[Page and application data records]
===============

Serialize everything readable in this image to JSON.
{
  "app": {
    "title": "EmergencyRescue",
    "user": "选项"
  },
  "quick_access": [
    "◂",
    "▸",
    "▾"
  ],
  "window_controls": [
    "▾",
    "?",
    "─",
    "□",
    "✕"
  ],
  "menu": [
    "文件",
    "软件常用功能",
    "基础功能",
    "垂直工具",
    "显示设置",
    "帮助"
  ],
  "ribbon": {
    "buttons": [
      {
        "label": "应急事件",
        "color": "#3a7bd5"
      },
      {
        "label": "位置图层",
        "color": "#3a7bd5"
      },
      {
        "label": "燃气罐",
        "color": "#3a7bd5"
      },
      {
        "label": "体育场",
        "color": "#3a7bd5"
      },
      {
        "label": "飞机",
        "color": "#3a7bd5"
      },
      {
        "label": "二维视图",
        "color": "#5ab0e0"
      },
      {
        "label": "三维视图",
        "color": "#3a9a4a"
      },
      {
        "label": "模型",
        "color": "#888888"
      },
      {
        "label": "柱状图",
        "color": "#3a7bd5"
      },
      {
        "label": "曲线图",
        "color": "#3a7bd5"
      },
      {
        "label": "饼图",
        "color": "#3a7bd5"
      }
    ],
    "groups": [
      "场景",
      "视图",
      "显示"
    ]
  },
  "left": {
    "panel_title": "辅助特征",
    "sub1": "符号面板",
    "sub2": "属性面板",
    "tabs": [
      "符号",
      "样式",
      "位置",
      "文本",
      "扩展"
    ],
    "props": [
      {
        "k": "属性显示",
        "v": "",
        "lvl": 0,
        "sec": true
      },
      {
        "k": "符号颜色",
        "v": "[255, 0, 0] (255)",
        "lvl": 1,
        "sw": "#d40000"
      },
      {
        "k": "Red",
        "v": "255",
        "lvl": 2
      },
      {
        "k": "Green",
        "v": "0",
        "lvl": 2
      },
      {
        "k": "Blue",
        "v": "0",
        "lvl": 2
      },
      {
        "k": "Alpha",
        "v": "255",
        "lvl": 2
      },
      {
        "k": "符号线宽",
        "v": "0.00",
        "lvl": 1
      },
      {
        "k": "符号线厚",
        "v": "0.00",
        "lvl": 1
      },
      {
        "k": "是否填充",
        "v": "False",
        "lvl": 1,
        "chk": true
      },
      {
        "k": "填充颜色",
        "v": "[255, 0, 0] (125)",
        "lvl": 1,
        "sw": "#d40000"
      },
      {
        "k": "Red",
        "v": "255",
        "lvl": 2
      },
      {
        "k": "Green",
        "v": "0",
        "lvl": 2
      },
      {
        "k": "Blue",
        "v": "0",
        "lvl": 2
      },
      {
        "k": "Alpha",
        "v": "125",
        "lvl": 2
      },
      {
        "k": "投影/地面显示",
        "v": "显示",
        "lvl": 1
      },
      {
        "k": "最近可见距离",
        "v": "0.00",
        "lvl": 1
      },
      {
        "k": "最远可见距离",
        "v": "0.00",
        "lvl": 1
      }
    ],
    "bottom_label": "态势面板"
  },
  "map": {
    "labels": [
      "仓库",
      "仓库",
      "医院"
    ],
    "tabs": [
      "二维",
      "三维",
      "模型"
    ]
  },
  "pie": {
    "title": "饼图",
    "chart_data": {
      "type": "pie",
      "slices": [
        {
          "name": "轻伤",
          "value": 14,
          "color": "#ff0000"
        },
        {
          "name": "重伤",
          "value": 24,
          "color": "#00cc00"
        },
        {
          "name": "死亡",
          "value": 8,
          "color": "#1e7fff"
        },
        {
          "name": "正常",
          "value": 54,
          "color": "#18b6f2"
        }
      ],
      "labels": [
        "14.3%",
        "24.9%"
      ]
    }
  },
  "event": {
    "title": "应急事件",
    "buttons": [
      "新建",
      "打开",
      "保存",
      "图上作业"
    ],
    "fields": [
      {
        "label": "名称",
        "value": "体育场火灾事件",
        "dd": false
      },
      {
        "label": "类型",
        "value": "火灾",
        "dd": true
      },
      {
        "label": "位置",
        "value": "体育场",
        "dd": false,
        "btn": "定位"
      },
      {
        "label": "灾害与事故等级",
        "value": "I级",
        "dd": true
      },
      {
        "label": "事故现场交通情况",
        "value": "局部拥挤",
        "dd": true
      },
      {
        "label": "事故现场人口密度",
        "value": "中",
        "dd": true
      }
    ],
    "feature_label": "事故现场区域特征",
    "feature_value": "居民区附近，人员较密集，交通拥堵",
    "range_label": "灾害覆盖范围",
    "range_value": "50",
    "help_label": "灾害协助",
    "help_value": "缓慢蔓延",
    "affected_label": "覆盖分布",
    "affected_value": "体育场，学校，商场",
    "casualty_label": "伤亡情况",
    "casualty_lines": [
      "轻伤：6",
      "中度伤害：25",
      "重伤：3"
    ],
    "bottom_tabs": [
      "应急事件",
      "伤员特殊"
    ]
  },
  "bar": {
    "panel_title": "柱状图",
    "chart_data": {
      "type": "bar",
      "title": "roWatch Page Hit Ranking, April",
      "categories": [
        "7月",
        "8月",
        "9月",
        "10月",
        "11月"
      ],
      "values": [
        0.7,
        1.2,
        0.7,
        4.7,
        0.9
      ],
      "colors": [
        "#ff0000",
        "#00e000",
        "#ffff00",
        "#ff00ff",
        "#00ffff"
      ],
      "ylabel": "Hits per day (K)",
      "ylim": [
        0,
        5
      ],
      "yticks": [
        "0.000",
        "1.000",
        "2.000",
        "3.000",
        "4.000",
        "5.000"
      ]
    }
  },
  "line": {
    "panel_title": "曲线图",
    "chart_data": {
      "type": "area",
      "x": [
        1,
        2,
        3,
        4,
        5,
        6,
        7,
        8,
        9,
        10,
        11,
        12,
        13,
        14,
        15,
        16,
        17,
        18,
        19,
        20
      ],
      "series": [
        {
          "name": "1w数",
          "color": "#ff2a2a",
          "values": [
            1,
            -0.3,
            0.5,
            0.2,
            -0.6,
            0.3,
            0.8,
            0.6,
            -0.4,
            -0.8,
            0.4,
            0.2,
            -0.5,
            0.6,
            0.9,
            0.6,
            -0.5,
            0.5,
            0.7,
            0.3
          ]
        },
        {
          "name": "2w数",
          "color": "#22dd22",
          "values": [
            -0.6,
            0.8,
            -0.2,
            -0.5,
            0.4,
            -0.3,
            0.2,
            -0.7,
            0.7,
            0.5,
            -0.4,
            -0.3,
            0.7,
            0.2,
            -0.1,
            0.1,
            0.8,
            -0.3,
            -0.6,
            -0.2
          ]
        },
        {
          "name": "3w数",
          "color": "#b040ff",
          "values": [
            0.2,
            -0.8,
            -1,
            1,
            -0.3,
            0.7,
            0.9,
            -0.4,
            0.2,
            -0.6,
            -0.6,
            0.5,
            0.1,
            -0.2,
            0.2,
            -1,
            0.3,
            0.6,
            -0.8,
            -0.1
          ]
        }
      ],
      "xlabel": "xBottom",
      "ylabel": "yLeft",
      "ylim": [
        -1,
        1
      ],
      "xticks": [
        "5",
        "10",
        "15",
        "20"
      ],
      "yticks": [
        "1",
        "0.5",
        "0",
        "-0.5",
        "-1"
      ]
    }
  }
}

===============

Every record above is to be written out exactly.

Serialize everything readable in this image to JSON.
{
  "app": {
    "title": "EmergencyRescue",
    "user": "选项"
  },
  "quick_access": [
    "◂",
    "▸",
    "▾"
  ],
  "window_controls": [
    "▾",
    "?",
    "─",
    "□",
    "✕"
  ],
  "menu": [
    "文件",
    "软件常用功能",
    "基础功能",
    "垂直工具",
    "显示设置",
    "帮助"
  ],
  "ribbon": {
    "buttons": [
      {
        "label": "应急事件",
        "color": "#3a7bd5"
      },
      {
        "label": "位置图层",
        "color": "#3a7bd5"
      },
      {
        "label": "燃气罐",
        "color": "#3a7bd5"
      },
      {
        "label": "体育场",
        "color": "#3a7bd5"
      },
      {
        "label": "飞机",
        "color": "#3a7bd5"
      },
      {
        "label": "二维视图",
        "color": "#5ab0e0"
      },
      {
        "label": "三维视图",
        "color": "#3a9a4a"
      },
      {
        "label": "模型",
        "color": "#888888"
      },
      {
        "label": "柱状图",
        "color": "#3a7bd5"
      },
      {
        "label": "曲线图",
        "color": "#3a7bd5"
      },
      {
        "label": "饼图",
        "color": "#3a7bd5"
      }
    ],
    "groups": [
      "场景",
      "视图",
      "显示"
    ]
  },
  "left": {
    "panel_title": "辅助特征",
    "sub1": "符号面板",
    "sub2": "属性面板",
    "tabs": [
      "符号",
      "样式",
      "位置",
      "文本",
      "扩展"
    ],
    "props": [
      {
        "k": "属性显示",
        "v": "",
        "lvl": 0,
        "sec": true
      },
      {
        "k": "符号颜色",
        "v": "[255, 0, 0] (255)",
        "lvl": 1,
        "sw": "#d40000"
      },
      {
        "k": "Red",
        "v": "255",
        "lvl": 2
      },
      {
        "k": "Green",
        "v": "0",
        "lvl": 2
      },
      {
        "k": "Blue",
        "v": "0",
        "lvl": 2
      },
      {
        "k": "Alpha",
        "v": "255",
        "lvl": 2
      },
      {
        "k": "符号线宽",
        "v": "0.00",
        "lvl": 1
      },
      {
        "k": "符号线厚",
        "v": "0.00",
        "lvl": 1
      },
      {
        "k": "是否填充",
        "v": "False",
        "lvl": 1,
        "chk": true
      },
      {
        "k": "填充颜色",
        "v": "[255, 0, 0] (125)",
        "lvl": 1,
        "sw": "#d40000"
      },
      {
        "k": "Red",
        "v": "255",
        "lvl": 2
      },
      {
        "k": "Green",
        "v": "0",
        "lvl": 2
      },
      {
        "k": "Blue",
        "v": "0",
        "lvl": 2
      },
      {
        "k": "Alpha",
        "v": "125",
        "lvl": 2
      },
      {
        "k": "投影/地面显示",
        "v": "显示",
        "lvl": 1
      },
      {
        "k": "最近可见距离",
        "v": "0.00",
        "lvl": 1
      },
      {
        "k": "最远可见距离",
        "v": "0.00",
        "lvl": 1
      }
    ],
    "bottom_label": "态势面板"
  },
  "map": {
    "labels": [
      "仓库",
      "仓库",
      "医院"
    ],
    "tabs": [
      "二维",
      "三维",
      "模型"
    ]
  },
  "pie": {
    "title": "饼图",
    "chart_data": {
      "type": "pie",
      "slices": [
        {
          "name": "轻伤",
          "value": 14,
          "color": "#ff0000"
        },
        {
          "name": "重伤",
          "value": 24,
          "color": "#00cc00"
        },
        {
          "name": "死亡",
          "value": 8,
          "color": "#1e7fff"
        },
        {
          "name": "正常",
          "value": 54,
          "color": "#18b6f2"
        }
      ],
      "labels": [
        "14.3%",
        "24.9%"
      ]
    }
  },
  "event": {
    "title": "应急事件",
    "buttons": [
      "新建",
      "打开",
      "保存",
      "图上作业"
    ],
    "fields": [
      {
        "label": "名称",
        "value": "体育场火灾事件",
        "dd": false
      },
      {
        "label": "类型",
        "value": "火灾",
        "dd": true
      },
      {
        "label": "位置",
        "value": "体育场",
        "dd": false,
        "btn": "定位"
      },
      {
        "label": "灾害与事故等级",
        "value": "I级",
        "dd": true
      },
      {
        "label": "事故现场交通情况",
        "value": "局部拥挤",
        "dd": true
      },
      {
        "label": "事故现场人口密度",
        "value": "中",
        "dd": true
      }
    ],
    "feature_label": "事故现场区域特征",
    "feature_value": "居民区附近，人员较密集，交通拥堵",
    "range_label": "灾害覆盖范围",
    "range_value": "50",
    "help_label": "灾害协助",
    "help_value": "缓慢蔓延",
    "affected_label": "覆盖分布",
    "affected_value": "体育场，学校，商场",
    "casualty_label": "伤亡情况",
    "casualty_lines": [
      "轻伤：6",
      "中度伤害：25",
      "重伤：3"
    ],
    "bottom_tabs": [
      "应急事件",
      "伤员特殊"
    ]
  },
  "bar": {
    "panel_title": "柱状图",
    "chart_data": {
      "type": "bar",
      "title": "roWatch Page Hit Ranking, April",
      "categories": [
        "7月",
        "8月",
        "9月",
        "10月",
        "11月"
      ],
      "values": [
        0.7,
        1.2,
        0.7,
        4.7,
        0.9
      ],
      "colors": [
        "#ff0000",
        "#00e000",
        "#ffff00",
        "#ff00ff",
        "#00ffff"
      ],
      "ylabel": "Hits per day (K)",
      "ylim": [
        0,
        5
      ],
      "yticks": [
        "0.000",
        "1.000",
        "2.000",
        "3.000",
        "4.000",
        "5.000"
      ]
    }
  },
  "line": {
    "panel_title": "曲线图",
    "chart_data": {
      "type": "area",
      "x": [
        1,
        2,
        3,
        4,
        5,
        6,
        7,
        8,
        9,
        10,
        11,
        12,
        13,
        14,
        15,
        16,
        17,
        18,
        19,
        20
      ],
      "series": [
        {
          "name": "1w数",
          "color": "#ff2a2a",
          "values": [
            1,
            -0.3,
            0.5,
            0.2,
            -0.6,
            0.3,
            0.8,
            0.6,
            -0.4,
            -0.8,
            0.4,
            0.2,
            -0.5,
            0.6,
            0.9,
            0.6,
            -0.5,
            0.5,
            0.7,
            0.3
          ]
        },
        {
          "name": "2w数",
          "color": "#22dd22",
          "values": [
            -0.6,
            0.8,
            -0.2,
            -0.5,
            0.4,
            -0.3,
            0.2,
            -0.7,
            0.7,
            0.5,
            -0.4,
            -0.3,
            0.7,
            0.2,
            -0.1,
            0.1,
            0.8,
            -0.3,
            -0.6,
            -0.2
          ]
        },
        {
          "name": "3w数",
          "color": "#b040ff",
          "values": [
            0.2,
            -0.8,
            -1,
            1,
            -0.3,
            0.7,
            0.9,
            -0.4,
            0.2,
            -0.6,
            -0.6,
            0.5,
            0.1,
            -0.2,
            0.2,
            -1,
            0.3,
            0.6,
            -0.8,
            -0.1
          ]
        }
      ],
      "xlabel": "xBottom",
      "ylabel": "yLeft",
      "ylim": [
        -1,
        1
      ],
      "xticks": [
        "5",
        "10",
        "15",
        "20"
      ],
      "yticks": [
        "1",
        "0.5",
        "0",
        "-0.5",
        "-1"
      ]
    }
  }
}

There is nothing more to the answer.